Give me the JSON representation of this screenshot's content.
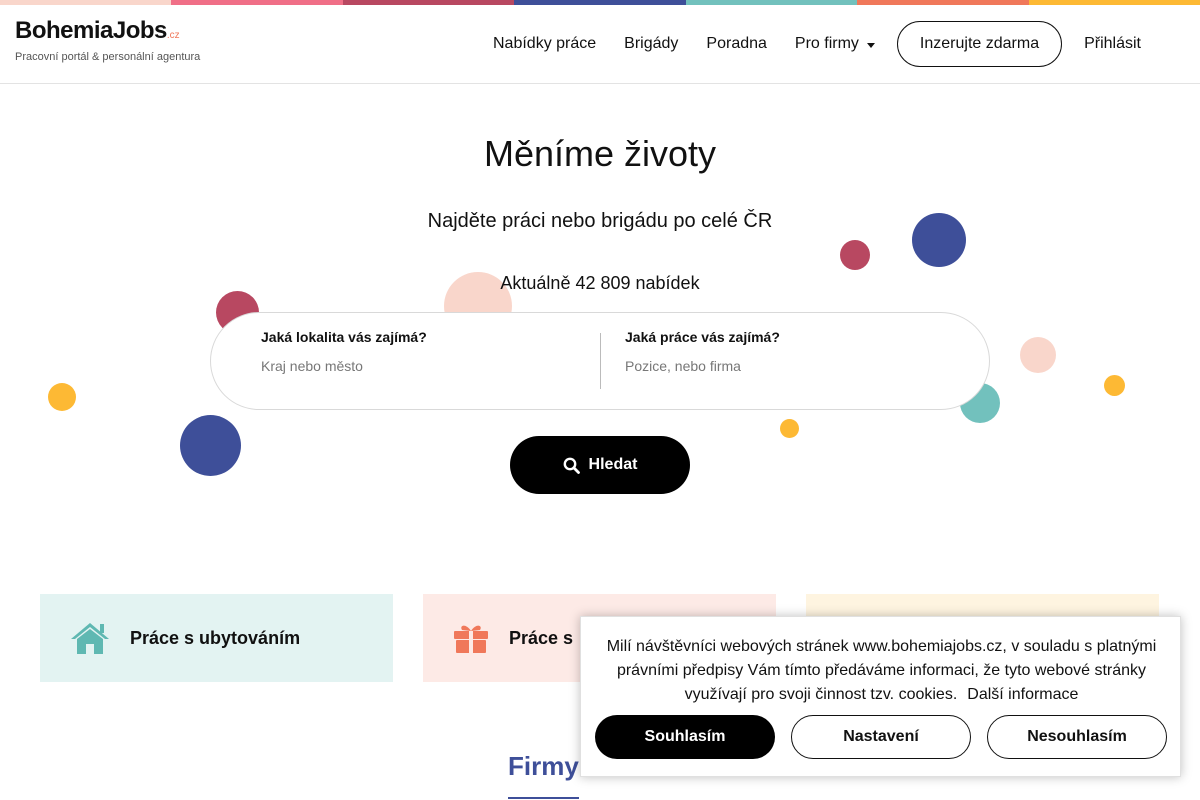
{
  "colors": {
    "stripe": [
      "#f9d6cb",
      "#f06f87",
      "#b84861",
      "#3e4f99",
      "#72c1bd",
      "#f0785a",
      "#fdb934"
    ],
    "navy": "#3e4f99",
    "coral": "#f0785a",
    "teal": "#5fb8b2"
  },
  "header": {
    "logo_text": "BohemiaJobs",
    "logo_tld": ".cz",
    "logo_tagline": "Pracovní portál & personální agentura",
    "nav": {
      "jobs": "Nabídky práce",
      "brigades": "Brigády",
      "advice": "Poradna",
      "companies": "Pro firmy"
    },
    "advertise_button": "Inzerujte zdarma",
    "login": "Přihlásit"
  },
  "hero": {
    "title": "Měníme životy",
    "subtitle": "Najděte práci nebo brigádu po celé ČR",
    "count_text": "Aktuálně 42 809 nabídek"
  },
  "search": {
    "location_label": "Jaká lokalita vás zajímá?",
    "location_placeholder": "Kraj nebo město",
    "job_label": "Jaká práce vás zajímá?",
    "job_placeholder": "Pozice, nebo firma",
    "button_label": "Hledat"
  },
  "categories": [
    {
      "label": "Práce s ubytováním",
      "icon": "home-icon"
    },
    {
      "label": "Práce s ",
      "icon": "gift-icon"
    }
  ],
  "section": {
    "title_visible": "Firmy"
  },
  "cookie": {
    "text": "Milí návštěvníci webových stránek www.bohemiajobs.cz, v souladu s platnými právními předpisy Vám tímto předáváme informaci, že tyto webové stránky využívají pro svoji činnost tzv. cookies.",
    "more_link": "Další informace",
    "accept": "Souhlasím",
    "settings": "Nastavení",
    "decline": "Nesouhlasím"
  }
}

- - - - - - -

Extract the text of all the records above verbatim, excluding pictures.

Give me the JSON representation of this screenshot's content.
{
  "colors": {
    "stripe": [
      "#f9d6cb",
      "#f06f87",
      "#b84861",
      "#3e4f99",
      "#72c1bd",
      "#f0785a",
      "#fdb934"
    ],
    "navy": "#3e4f99",
    "coral": "#f0785a",
    "teal": "#5fb8b2"
  },
  "header": {
    "logo_text": "BohemiaJobs",
    "logo_tld": ".cz",
    "logo_tagline": "Pracovní portál & personální agentura",
    "nav": {
      "jobs": "Nabídky práce",
      "brigades": "Brigády",
      "advice": "Poradna",
      "companies": "Pro firmy"
    },
    "advertise_button": "Inzerujte zdarma",
    "login": "Přihlásit"
  },
  "hero": {
    "title": "Měníme životy",
    "subtitle": "Najděte práci nebo brigádu po celé ČR",
    "count_text": "Aktuálně 42 809 nabídek"
  },
  "search": {
    "location_label": "Jaká lokalita vás zajímá?",
    "location_placeholder": "Kraj nebo město",
    "job_label": "Jaká práce vás zajímá?",
    "job_placeholder": "Pozice, nebo firma",
    "button_label": "Hledat"
  },
  "categories": [
    {
      "label": "Práce s ubytováním",
      "icon": "home-icon"
    },
    {
      "label": "Práce s ",
      "icon": "gift-icon"
    }
  ],
  "section": {
    "title_visible": "Firmy"
  },
  "cookie": {
    "text": "Milí návštěvníci webových stránek www.bohemiajobs.cz, v souladu s platnými právními předpisy Vám tímto předáváme informaci, že tyto webové stránky využívají pro svoji činnost tzv. cookies.",
    "more_link": "Další informace",
    "accept": "Souhlasím",
    "settings": "Nastavení",
    "decline": "Nesouhlasím"
  }
}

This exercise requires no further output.